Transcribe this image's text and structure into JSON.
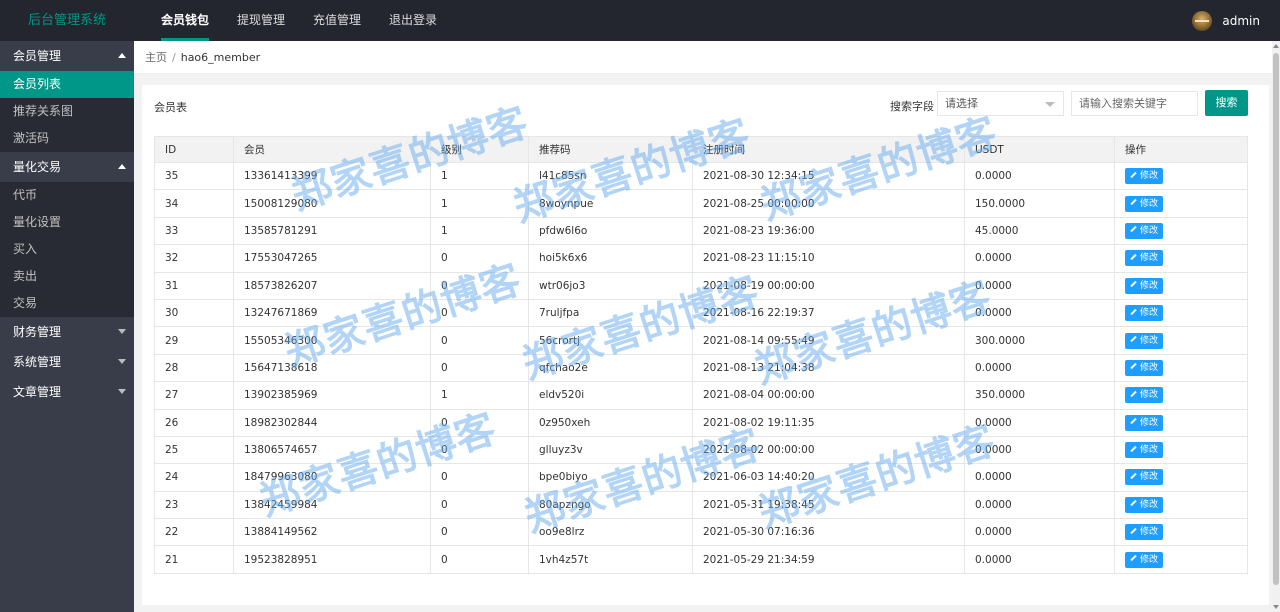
{
  "app": {
    "brand": "后台管理系统"
  },
  "topnav": [
    {
      "label": "会员钱包",
      "active": true
    },
    {
      "label": "提现管理"
    },
    {
      "label": "充值管理"
    },
    {
      "label": "退出登录"
    }
  ],
  "user": {
    "name": "admin"
  },
  "sidebar": {
    "group_member": "会员管理",
    "member_items": [
      "会员列表",
      "推荐关系图",
      "激活码"
    ],
    "group_quant": "量化交易",
    "quant_items": [
      "代币",
      "量化设置",
      "买入",
      "卖出",
      "交易"
    ],
    "group_finance": "财务管理",
    "group_system": "系统管理",
    "group_article": "文章管理"
  },
  "breadcrumb": {
    "home": "主页",
    "sep": "/",
    "current": "hao6_member"
  },
  "card": {
    "title": "会员表",
    "search_label": "搜索字段",
    "select_value": "请选择",
    "keyword_placeholder": "请输入搜索关键字",
    "search_button": "搜索"
  },
  "table": {
    "columns": [
      "ID",
      "会员",
      "级别",
      "推荐码",
      "注册时间",
      "USDT",
      "操作"
    ],
    "edit_label": "修改",
    "rows": [
      [
        "35",
        "13361413399",
        "1",
        "l41c85sn",
        "2021-08-30 12:34:15",
        "0.0000"
      ],
      [
        "34",
        "15008129080",
        "1",
        "8woynpue",
        "2021-08-25 00:00:00",
        "150.0000"
      ],
      [
        "33",
        "13585781291",
        "1",
        "pfdw6l6o",
        "2021-08-23 19:36:00",
        "45.0000"
      ],
      [
        "32",
        "17553047265",
        "0",
        "hoi5k6x6",
        "2021-08-23 11:15:10",
        "0.0000"
      ],
      [
        "31",
        "18573826207",
        "0",
        "wtr06jo3",
        "2021-08-19 00:00:00",
        "0.0000"
      ],
      [
        "30",
        "13247671869",
        "0",
        "7ruljfpa",
        "2021-08-16 22:19:37",
        "0.0000"
      ],
      [
        "29",
        "15505346300",
        "0",
        "56crortj",
        "2021-08-14 09:55:49",
        "300.0000"
      ],
      [
        "28",
        "15647138618",
        "0",
        "qfchao2e",
        "2021-08-13 21:04:38",
        "0.0000"
      ],
      [
        "27",
        "13902385969",
        "1",
        "eldv520i",
        "2021-08-04 00:00:00",
        "350.0000"
      ],
      [
        "26",
        "18982302844",
        "0",
        "0z950xeh",
        "2021-08-02 19:11:35",
        "0.0000"
      ],
      [
        "25",
        "13806574657",
        "0",
        "glluyz3v",
        "2021-08-02 00:00:00",
        "0.0000"
      ],
      [
        "24",
        "18479963080",
        "0",
        "bpe0biyo",
        "2021-06-03 14:40:20",
        "0.0000"
      ],
      [
        "23",
        "13842459984",
        "0",
        "80apzngo",
        "2021-05-31 19:38:45",
        "0.0000"
      ],
      [
        "22",
        "13884149562",
        "0",
        "oo9e8lrz",
        "2021-05-30 07:16:36",
        "0.0000"
      ],
      [
        "21",
        "19523828951",
        "0",
        "1vh4z57t",
        "2021-05-29 21:34:59",
        "0.0000"
      ]
    ]
  },
  "watermark": "郑家喜的博客",
  "colors": {
    "accent": "#009688",
    "edit_button": "#1e9fff",
    "topbar": "#23262e",
    "sidebar": "#393d49"
  }
}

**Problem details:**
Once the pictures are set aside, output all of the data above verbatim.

**Response to this task:**
Transcribe this image's text and structure into JSON.
{
  "app": {
    "brand": "后台管理系统"
  },
  "topnav": [
    {
      "label": "会员钱包",
      "active": true
    },
    {
      "label": "提现管理"
    },
    {
      "label": "充值管理"
    },
    {
      "label": "退出登录"
    }
  ],
  "user": {
    "name": "admin"
  },
  "sidebar": {
    "group_member": "会员管理",
    "member_items": [
      "会员列表",
      "推荐关系图",
      "激活码"
    ],
    "group_quant": "量化交易",
    "quant_items": [
      "代币",
      "量化设置",
      "买入",
      "卖出",
      "交易"
    ],
    "group_finance": "财务管理",
    "group_system": "系统管理",
    "group_article": "文章管理"
  },
  "breadcrumb": {
    "home": "主页",
    "sep": "/",
    "current": "hao6_member"
  },
  "card": {
    "title": "会员表",
    "search_label": "搜索字段",
    "select_value": "请选择",
    "keyword_placeholder": "请输入搜索关键字",
    "search_button": "搜索"
  },
  "table": {
    "columns": [
      "ID",
      "会员",
      "级别",
      "推荐码",
      "注册时间",
      "USDT",
      "操作"
    ],
    "edit_label": "修改",
    "rows": [
      [
        "35",
        "13361413399",
        "1",
        "l41c85sn",
        "2021-08-30 12:34:15",
        "0.0000"
      ],
      [
        "34",
        "15008129080",
        "1",
        "8woynpue",
        "2021-08-25 00:00:00",
        "150.0000"
      ],
      [
        "33",
        "13585781291",
        "1",
        "pfdw6l6o",
        "2021-08-23 19:36:00",
        "45.0000"
      ],
      [
        "32",
        "17553047265",
        "0",
        "hoi5k6x6",
        "2021-08-23 11:15:10",
        "0.0000"
      ],
      [
        "31",
        "18573826207",
        "0",
        "wtr06jo3",
        "2021-08-19 00:00:00",
        "0.0000"
      ],
      [
        "30",
        "13247671869",
        "0",
        "7ruljfpa",
        "2021-08-16 22:19:37",
        "0.0000"
      ],
      [
        "29",
        "15505346300",
        "0",
        "56crortj",
        "2021-08-14 09:55:49",
        "300.0000"
      ],
      [
        "28",
        "15647138618",
        "0",
        "qfchao2e",
        "2021-08-13 21:04:38",
        "0.0000"
      ],
      [
        "27",
        "13902385969",
        "1",
        "eldv520i",
        "2021-08-04 00:00:00",
        "350.0000"
      ],
      [
        "26",
        "18982302844",
        "0",
        "0z950xeh",
        "2021-08-02 19:11:35",
        "0.0000"
      ],
      [
        "25",
        "13806574657",
        "0",
        "glluyz3v",
        "2021-08-02 00:00:00",
        "0.0000"
      ],
      [
        "24",
        "18479963080",
        "0",
        "bpe0biyo",
        "2021-06-03 14:40:20",
        "0.0000"
      ],
      [
        "23",
        "13842459984",
        "0",
        "80apzngo",
        "2021-05-31 19:38:45",
        "0.0000"
      ],
      [
        "22",
        "13884149562",
        "0",
        "oo9e8lrz",
        "2021-05-30 07:16:36",
        "0.0000"
      ],
      [
        "21",
        "19523828951",
        "0",
        "1vh4z57t",
        "2021-05-29 21:34:59",
        "0.0000"
      ]
    ]
  },
  "watermark": "郑家喜的博客",
  "colors": {
    "accent": "#009688",
    "edit_button": "#1e9fff",
    "topbar": "#23262e",
    "sidebar": "#393d49"
  }
}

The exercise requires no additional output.